EXERCISE >> Out of the entries that follow, copy each line containing "icon".

GIVEN INFORMATION >>
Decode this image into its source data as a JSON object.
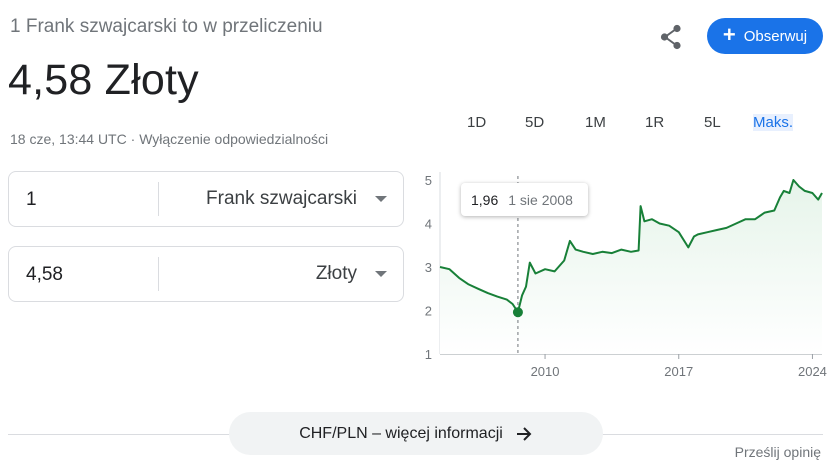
{
  "header": {
    "subtitle": "1 Frank szwajcarski to w przeliczeniu",
    "value": "4,58 Złoty",
    "timestamp": "18 cze, 13:44 UTC",
    "separator": "·",
    "disclaimer": "Wyłączenie odpowiedzialności",
    "follow_label": "Obserwuj",
    "follow_icon": "plus-icon",
    "share_icon": "share-icon"
  },
  "converter": {
    "from_amount": "1",
    "from_currency": "Frank szwajcarski",
    "to_amount": "4,58",
    "to_currency": "Złoty"
  },
  "range_tabs": [
    {
      "label": "1D",
      "active": false
    },
    {
      "label": "5D",
      "active": false
    },
    {
      "label": "1M",
      "active": false
    },
    {
      "label": "1R",
      "active": false
    },
    {
      "label": "5L",
      "active": false
    },
    {
      "label": "Maks.",
      "active": true
    }
  ],
  "tooltip": {
    "value": "1,96",
    "date": "1 sie 2008"
  },
  "chart_data": {
    "type": "area",
    "color": "#188038",
    "fill": "#e6f4ea",
    "ylim": [
      1,
      5
    ],
    "yticks": [
      "1",
      "2",
      "3",
      "4",
      "5"
    ],
    "xlim": [
      2004.5,
      2024.5
    ],
    "xticks": [
      "2010",
      "2017",
      "2024"
    ],
    "xtick_values": [
      2010,
      2017,
      2024
    ],
    "highlight": {
      "x": 2008.58,
      "y": 1.96
    },
    "x": [
      2004.5,
      2005,
      2005.5,
      2006,
      2006.5,
      2007,
      2007.5,
      2008,
      2008.3,
      2008.58,
      2008.8,
      2009,
      2009.2,
      2009.5,
      2010,
      2010.5,
      2011,
      2011.3,
      2011.6,
      2012,
      2012.5,
      2013,
      2013.5,
      2014,
      2014.5,
      2014.9,
      2015.0,
      2015.2,
      2015.6,
      2016,
      2016.5,
      2017,
      2017.5,
      2017.8,
      2018,
      2018.5,
      2019,
      2019.5,
      2020,
      2020.5,
      2021,
      2021.5,
      2022,
      2022.3,
      2022.5,
      2022.8,
      2023,
      2023.3,
      2023.6,
      2024,
      2024.3,
      2024.5
    ],
    "y": [
      3.0,
      2.95,
      2.75,
      2.6,
      2.5,
      2.4,
      2.32,
      2.25,
      2.15,
      1.96,
      2.35,
      2.55,
      3.1,
      2.85,
      2.95,
      2.9,
      3.15,
      3.6,
      3.4,
      3.35,
      3.3,
      3.35,
      3.32,
      3.4,
      3.35,
      3.38,
      4.4,
      4.05,
      4.1,
      4.0,
      3.95,
      3.8,
      3.45,
      3.7,
      3.75,
      3.8,
      3.85,
      3.9,
      4.0,
      4.1,
      4.1,
      4.25,
      4.3,
      4.6,
      4.75,
      4.7,
      5.0,
      4.85,
      4.75,
      4.7,
      4.55,
      4.7
    ]
  },
  "more_info_label": "CHF/PLN – więcej informacji",
  "feedback_label": "Prześlij opinię"
}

WRITTEN RESPONSE >>
    "follow_icon": "plus-icon",
    "share_icon": "share-icon"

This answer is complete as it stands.